A Call to Educate

A group of people from all over the United States has been meeting regularly via conference call to discuss education in light of their experiences. Read the full story.
Claire Vouk

What is the criterion by which we judge how to spend our time? What impact does the physical space we inhabit have on us? What is our relationship with technology? What does it mean for our children to be children of God? Every few weeks, people from varying walks of life take time from their busy days to connect via conference call and discuss their experience in light of questions such as these. This series of calls was born out of the vocalization of a simple and concrete desire.

Last summer, Stephanie Stokman, a mother of four from Madison, Wisconsin, was asked to take the lead to create a more concrete proposal for the children for her fraternity group’s summer vacation. During that very time, she was also grappling with the education of her own children; She was considering homeschooling and had been researching educational philosophies and methods to help her come to a decision.

During the vacation, Stokman’s work with the children led her questions to emerge even more strongly. “I wanted to share my questions with this place that helped me grow so much,” said Stokman. She brought her questions to Fr. José Medina, who, rather than simply giving her advice, suggested they meet regularly to discuss matters of education along with others who shared similar questions.

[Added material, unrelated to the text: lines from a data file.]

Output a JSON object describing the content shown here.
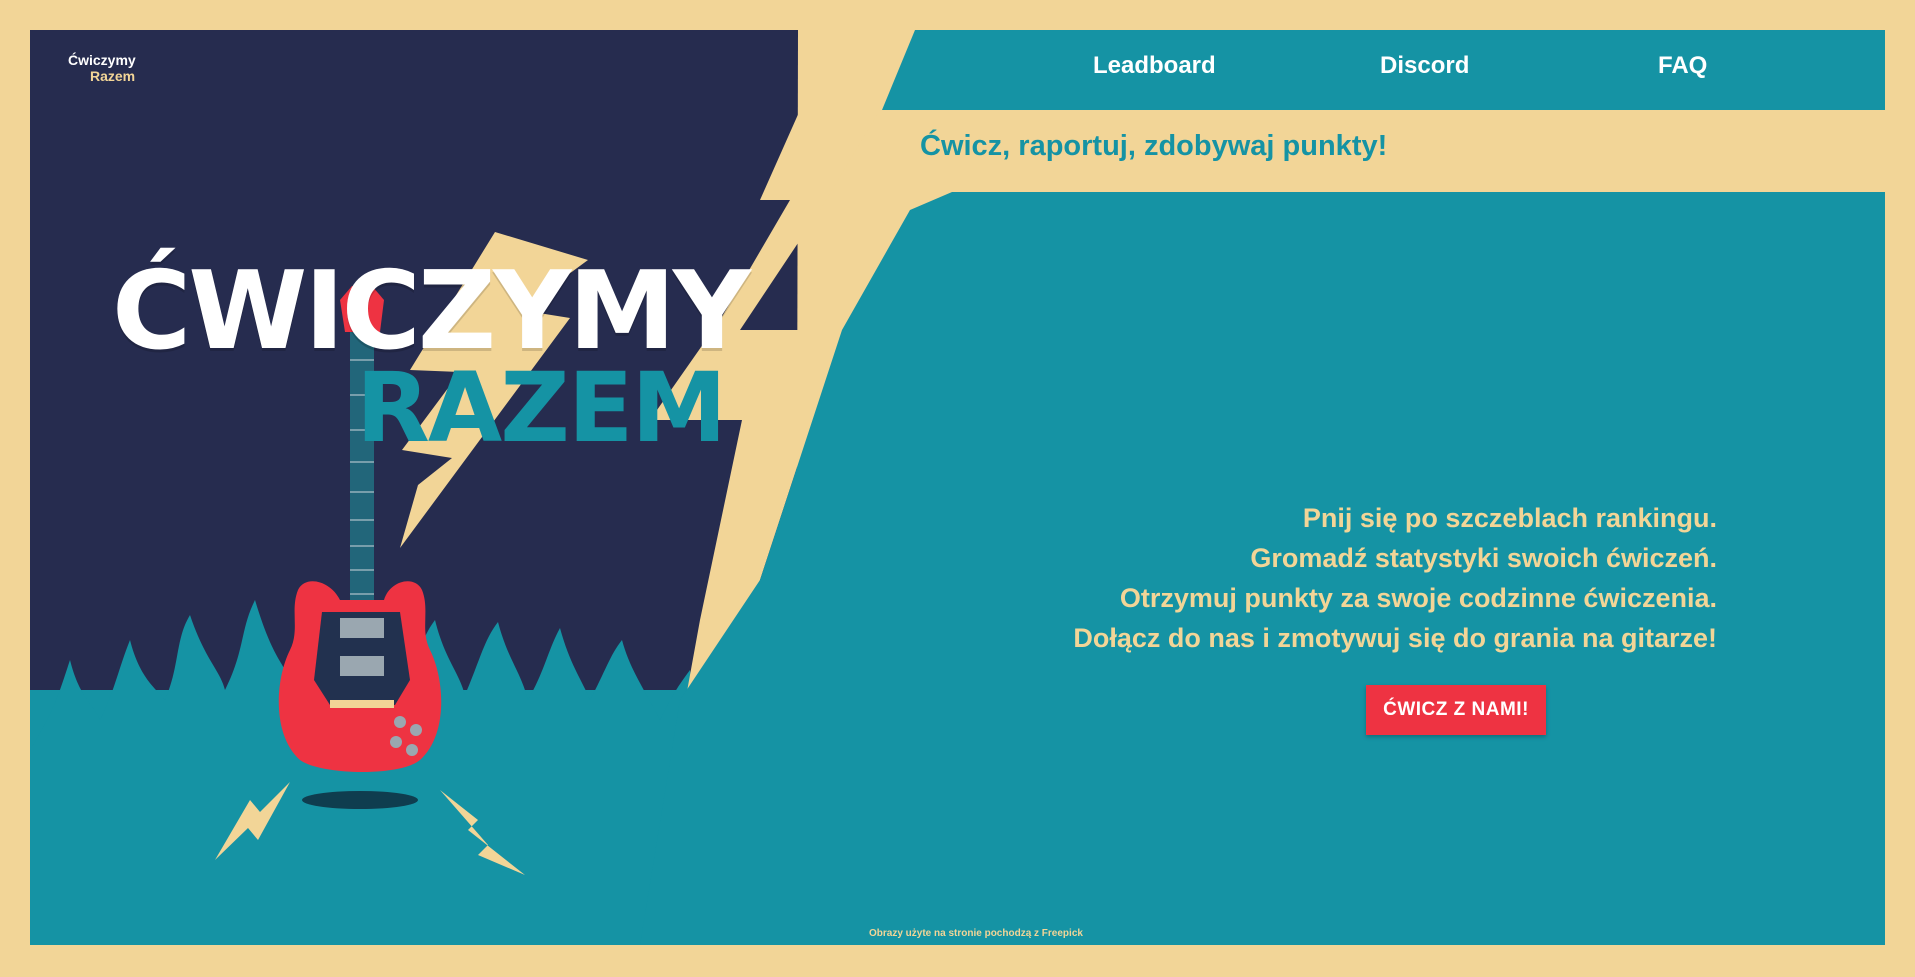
{
  "logo": {
    "line1": "Ćwiczymy",
    "line2": "Razem"
  },
  "hero": {
    "title_line1": "ĆWICZYMY",
    "title_line2": "RAZEM"
  },
  "nav": {
    "items": [
      {
        "label": "Leadboard"
      },
      {
        "label": "Discord"
      },
      {
        "label": "FAQ"
      }
    ]
  },
  "tagline": "Ćwicz, raportuj, zdobywaj punkty!",
  "features": [
    "Pnij się po szczeblach rankingu.",
    "Gromadź statystyki swoich ćwiczeń.",
    "Otrzymuj punkty za swoje codzinne ćwiczenia.",
    "Dołącz do nas i zmotywuj się do grania na gitarze!"
  ],
  "cta": {
    "label": "ĆWICZ Z NAMI!"
  },
  "credit": "Obrazy użyte na stronie pochodzą z Freepick",
  "colors": {
    "cream": "#f2d597",
    "navy": "#262c4f",
    "teal": "#1593a4",
    "red": "#ee3342"
  }
}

The “Education Series” meetings were originally proposed only to those in Stokman’s fraternity group, but as soon as others began to catch wind of the content, the group started rapidly growing. There are now 120 people on the mailing list, with about 40 regular attendees.

The goal of the calls is not to give a step-by-step parenting guide. “We don’t leave with any specific details or instructions,” says Maristella Lucchini, a mother and engineer from New York. Rather, one “leaves with so many questions about how we were doing simple things.” For instance, after a call in which praying with children was discussed, Lucchini’s family began putting effort into including prayer in their daily routine. “We are not super consistent, honestly,” she said. “But there is always this desire to come back to this beautiful experience. ... Sometimes I’ll be running the one hundred meters to school with my daughter and we’ll pray then. [The calls] impact me by keeping alive the desire for our life together to be beautiful.”

For others too, often through the verification of Fr. Medina’s suggestions, the fruitfulness of the calls is seen in an increased attention to the way in which these “simple things” are done throughout the day, resulting in the discovery of unexpected beauty and meaning. For example, after Fr. Medina pointed out that family dinners are one of the main introductions to the Eucharist for children, Stokman began curating family dinners with greater attention. “Sometimes [my daughter] will say, ‘Wow this is a really nice table!’ ... Seeing dinner as a part of this larger reality was really interesting. It shows you’re cared for when someone has taken the time to set a beautiful dinner table for you.”

Andrew Hamm, a writer from Washington D.C., was also struck by Fr. Medina’s simple suggestion to read more with one’s family. Hamm currently lives with his brother who has Trisomy 21. Hamm explains that reading was “one thing that my brother and I had never done together,” but they decided to give it a try. “We don’t read every day but reading together has brought us closer together. It’s been a more human way of being together. Every time I ask my brother, ‘We can read, or we can do puzzles,’ he always chooses to read.”

Recently, the calls have focused on an aspect of daily life which is often taken for granted: our relationship with technology. Janel Lewandowski from Minnesota has been particularly helped by these talks. Her children were issued laptops from school, and that brought up many questions for her: “Don’t they know it’s better to spend time together rather than sitting on their screens? Aren’t they made for the same purpose as I am?” Participating in the “Education Series” calls allowed Lewandowski to realize her desire to educate her children’s freedom before technology, rather than impose arbitrary regulations. “The calls made me look at how we want to spend our time together, and try and live by certain values,” she said, “rather than just saying, ‘Get off the computer!’ or unplugging the modem.”

Lewandowski saw the content of the calls as a “totally unique starting point,” and desired to share their helpfulness with her parish community. “In the end, we had two one-hour long meetings … with about forty to fifty people each. I'd say at least half were from our School of Community, but there were others as well,” she said. “[My friend] Barb and I started the meetings by sharing the nature of the ‘Education Series.’ We read parts of the transcript from the discussion with Fr. José and asked questions for people to ponder during the week. … The discussion became most interesting when we spoke of rest, transitions, and the promise of technology. I could see the wheels turning in people's minds as this was a totally new approach.”

The “Education Series” calls have impacted each participant in unique ways. As many expressed, rather than giving specific guidelines or methodologies, the calls bear fruit by focusing on the education of the educators themselves. As Lucchini said, “These things are really more for me, even though they’re technically about the education of the kids.”